Then, it was announced that it was an MC-12 aircraft. Shit! #%**%#!!! Now I KNEW there was a STRONG chance that I knew them. I kept racking my head. Something in me told me that it was somebody that I had trained, somebody that I had deployed, somebody that I “was responsible for”. I continually refreshed the newsfeed. I kept checking the news. I was obsessed.
Then…my closest friends started changing their profile pictures to ones of them with him…
Out of ALL of the people that crossed my mind, I never ONCE pieced together that it could have been him.
I texted another friend of ours who had changed his picture, “Please tell me that it is a coincidence that you changed your picture to Richie”. He confirmed that it wasn’t. Richie’s wife had notified another close friend of ours, a guy who was like Richie’s other, other half. The word was being spread to all of us.
I remember everything about the moment that the sledgehammer came out of nowhere and wrecked that crumbling wall that I was holding in my mind. I remember the rage, the shaking, the coughing, the shock, the doubling over…the floodgates. It couldn’t be true! No, it WASN’T true. There was just no way. Out of ALL of us that were a part of our social circle, our military family, HE was never the one that should have gone. I took the job to heart. I had enjoyed being good at the war-side of my career. I, or others like me at least, should have been on that plane in his place. He was the lovable goof ball. He was supposed to be make it. These are the thoughts that flood the mind of a man who feels a world of guilt for just being alive. That might not make any sense, but that was a feeling that crossed my mind…every…single…day. That feeling lasted for about 3 1/2 years. That feeling was intensified every year on April 26th, 27th, and 28th. That feeling was only numbed from taking annual leave for those three days so that I could drink in my basement for 72 hours.
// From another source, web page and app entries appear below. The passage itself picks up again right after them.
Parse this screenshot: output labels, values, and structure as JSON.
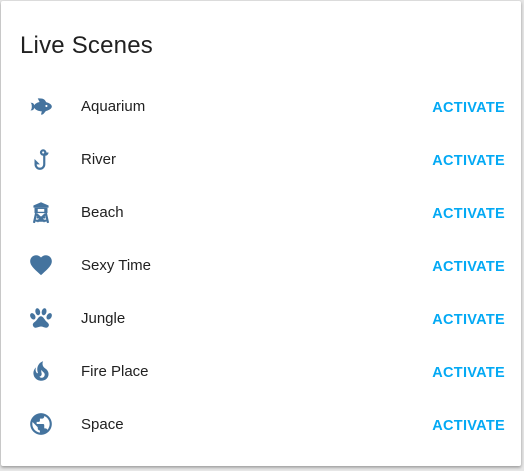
{
  "card": {
    "title": "Live Scenes"
  },
  "colors": {
    "icon": "#44739e",
    "accent": "#03a9f4",
    "text": "#212121"
  },
  "scenes": [
    {
      "name": "Aquarium",
      "icon": "fish-icon",
      "action": "ACTIVATE"
    },
    {
      "name": "River",
      "icon": "hook-icon",
      "action": "ACTIVATE"
    },
    {
      "name": "Beach",
      "icon": "lifeguard-tower-icon",
      "action": "ACTIVATE"
    },
    {
      "name": "Sexy Time",
      "icon": "heart-icon",
      "action": "ACTIVATE"
    },
    {
      "name": "Jungle",
      "icon": "paw-icon",
      "action": "ACTIVATE"
    },
    {
      "name": "Fire Place",
      "icon": "fire-icon",
      "action": "ACTIVATE"
    },
    {
      "name": "Space",
      "icon": "globe-icon",
      "action": "ACTIVATE"
    }
  ]
}
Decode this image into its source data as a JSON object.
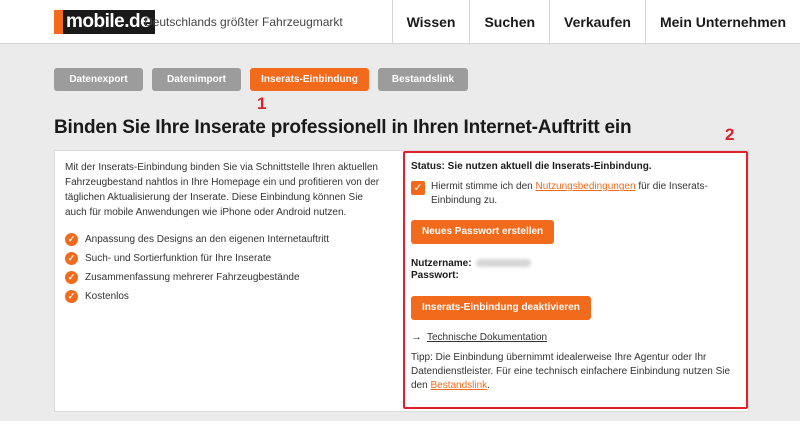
{
  "header": {
    "logo_text": "mobile.de",
    "tagline": "Deutschlands größter Fahrzeugmarkt",
    "nav": [
      "Wissen",
      "Suchen",
      "Verkaufen",
      "Mein Unternehmen"
    ]
  },
  "tabs": [
    {
      "label": "Datenexport",
      "active": false
    },
    {
      "label": "Datenimport",
      "active": false
    },
    {
      "label": "Inserats-Einbindung",
      "active": true
    },
    {
      "label": "Bestandslink",
      "active": false
    }
  ],
  "annotations": {
    "marker1": "1",
    "marker2": "2"
  },
  "page_title": "Binden Sie Ihre Inserate professionell in Ihren Internet-Auftritt ein",
  "intro": "Mit der Inserats-Einbindung binden Sie via Schnittstelle Ihren aktuellen Fahrzeugbestand nahtlos in Ihre Homepage ein und profitieren von der täglichen Aktualisierung der Inserate. Diese Einbindung können Sie auch für mobile Anwendungen wie iPhone oder Android nutzen.",
  "features": [
    "Anpassung des Designs an den eigenen Internetauftritt",
    "Such- und Sortierfunktion für Ihre Inserate",
    "Zusammenfassung mehrerer Fahrzeugbestände",
    "Kostenlos"
  ],
  "panel": {
    "status": "Status: Sie nutzen aktuell die Inserats-Einbindung.",
    "consent_before": "Hiermit stimme ich den ",
    "consent_link": "Nutzungsbedingungen",
    "consent_after": " für die Inserats-Einbindung zu.",
    "consent_checked": true,
    "new_password_button": "Neues Passwort erstellen",
    "username_label": "Nutzername:",
    "password_label": "Passwort:",
    "deactivate_button": "Inserats-Einbindung deaktivieren",
    "doc_arrow": "→",
    "doc_link": "Technische Dokumentation",
    "tip_before": "Tipp: Die Einbindung übernimmt idealerweise Ihre Agentur oder Ihr Datendienstleister. Für eine technisch einfachere Einbindung nutzen Sie den ",
    "tip_link": "Bestandslink",
    "tip_after": "."
  },
  "colors": {
    "accent": "#f26b1d",
    "tab_inactive": "#9c9c9c",
    "annotation_red": "#e0202c"
  }
}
My time in years of intensive therapy and classes have taught me that I could spend this day another way. I can use it to tell stories about this man that was a part of my life. I can reflect on his life. I can also cry a bit and be okay with that.
Last year, my older brother (I adopted him over many years) took the day off from work. We went fishing, watched the new Power Rangers movie that was in theaters (bite me I liked it), and bro hugged it out as we shared a tear or three. Thanks, Dirka!
This year, I am Peer Support. My job is to help those like me. I plan on continuing the new tradition of telling Richie stories to fellow veterans. I fully expect that I will cry at work. I’m okay with that. Hopefully, by doing these things, I can help my brothers and sisters-in-arms find their own path to remembrance and recovery.
Here is my shoutout to the person that has been there for every single step on this journey, my amazing wife. I love you, Bagel!
One thought on “The Sledgehammer…”
Wow. What a beautiful testament to my brother and what he brought to us all. Thank you so much!